Nuptial niceties have investors grinning at lunch time.
is going to purchase
in a stock deal valued at about $1.7 billion. That news has cheered traders, contributing to the most optimistic morning of trading since the vernal equinox.
And, of course, lost in all the glee is rampant fishiness that surrounds the Alex. Brown acquisition. Though the deal wasn't announced until Sunday, Alex. Brown shot sharply higher on Thursday and Friday on intense volume. Once again, it seems, Main Street is the last to find out about a Wall Street deal.
Meantime, as investors sort through the deal's ramifications (Oh my goodness! That Depression-era law is being violated! It's 1929 all over again!), stock indices are moving higher. The technology-stuffed
Nasdaq Composite Index
is leading strongly for the second straight session, which is further bolstering the nascent good spirits among traders.
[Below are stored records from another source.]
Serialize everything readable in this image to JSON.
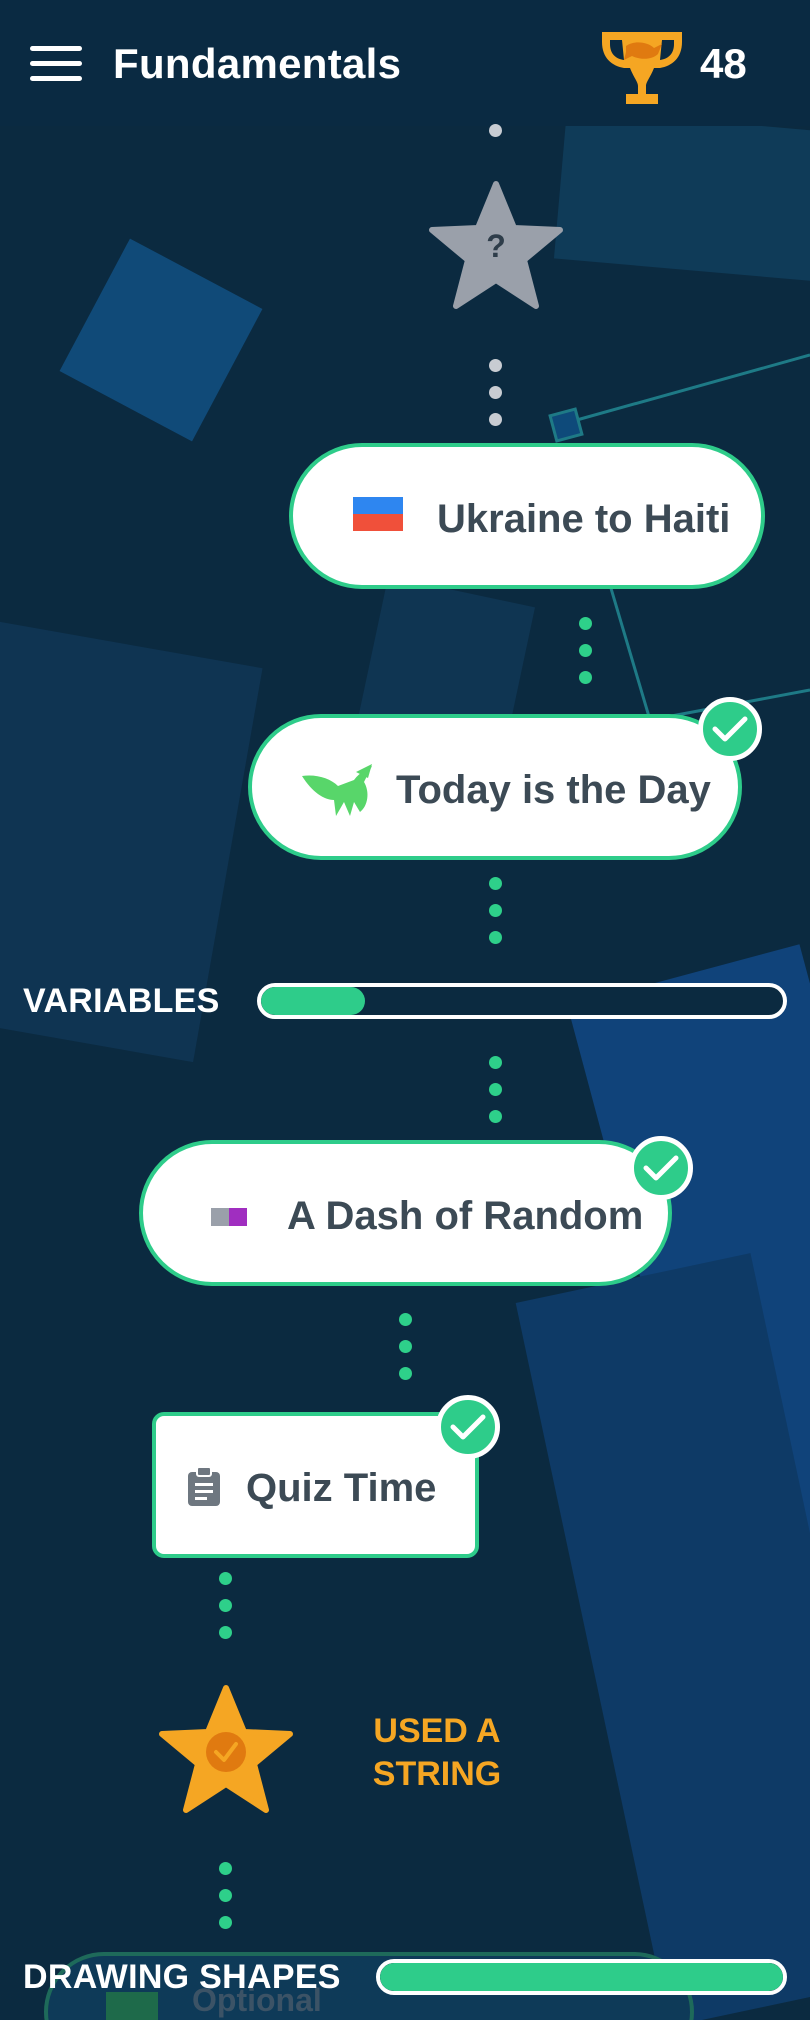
{
  "header": {
    "menu_icon": "hamburger-icon",
    "title": "Fundamentals",
    "trophy_icon": "trophy-icon",
    "score": "48"
  },
  "path": {
    "mystery_star": {
      "icon": "star-icon",
      "label": "?"
    },
    "lessons": [
      {
        "label": "Ukraine to Haiti",
        "icon": "flag-icon",
        "completed": false
      },
      {
        "label": "Today is the Day",
        "icon": "grasshopper-icon",
        "completed": true
      },
      {
        "label": "A Dash of Random",
        "icon": "color-swatch-icon",
        "completed": true
      },
      {
        "label": "Quiz Time",
        "icon": "clipboard-icon",
        "completed": true
      }
    ],
    "achievement": {
      "icon": "star-badge-icon",
      "label": "USED A STRING"
    },
    "optional": {
      "label": "Optional"
    }
  },
  "sections": [
    {
      "label": "VARIABLES",
      "progress": 0.2
    },
    {
      "label": "DRAWING SHAPES",
      "progress": 1.0
    }
  ],
  "colors": {
    "background": "#0b2a40",
    "accent_green": "#2ecc8a",
    "achievement_orange": "#f5a623",
    "trophy_gold": "#f5a623",
    "star_gray": "#9aa0aa"
  }
}
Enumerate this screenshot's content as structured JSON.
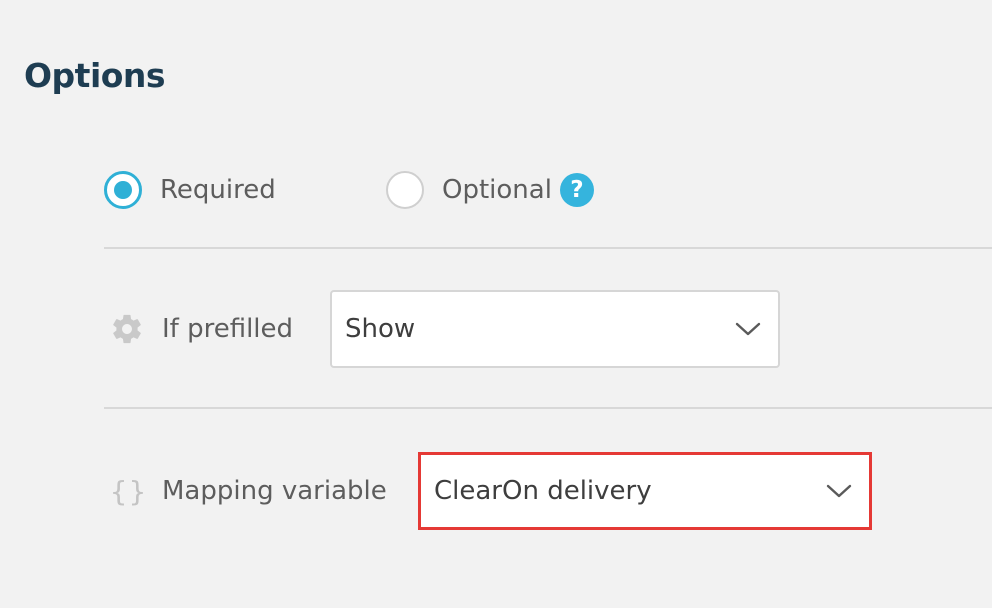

But back to the brokerage stocks. In recent days rising interest rates have spanked the financial services group. With stock prices off their highs, the deal-makers have started moving with full force. Analysts like Perrin Long, an independent watcher of the industry, believe that more deals are likely as banks seek to build a presence in the securities industry. And at midday it looks like traders think
regional investment house will get snapped up shortly.
Hambrecht & Quist
were all up about 10% as investors sifted for the next potential takeover candidate. Traders also whispered about potential takeovers involving three larger firms,
Long says that those firms seeking stronger retail outlets will likely grab for Legg Mason or A.G. Edwards. DLJ, Lehman Brothers and Salomon Brothers would be more likely candidates for large banks looking to get into the underwriting game.
Also on tap today: the first trickle of corporate earnings reports.
is expected to report earnings of 45 cents a share, according to
. That would be below last year's number of 63 cents a share.
Advanced Micro Devices
is expected to report a loss of 2 cents a share, according to First Call, compared with earnings of 18 cents a share last year.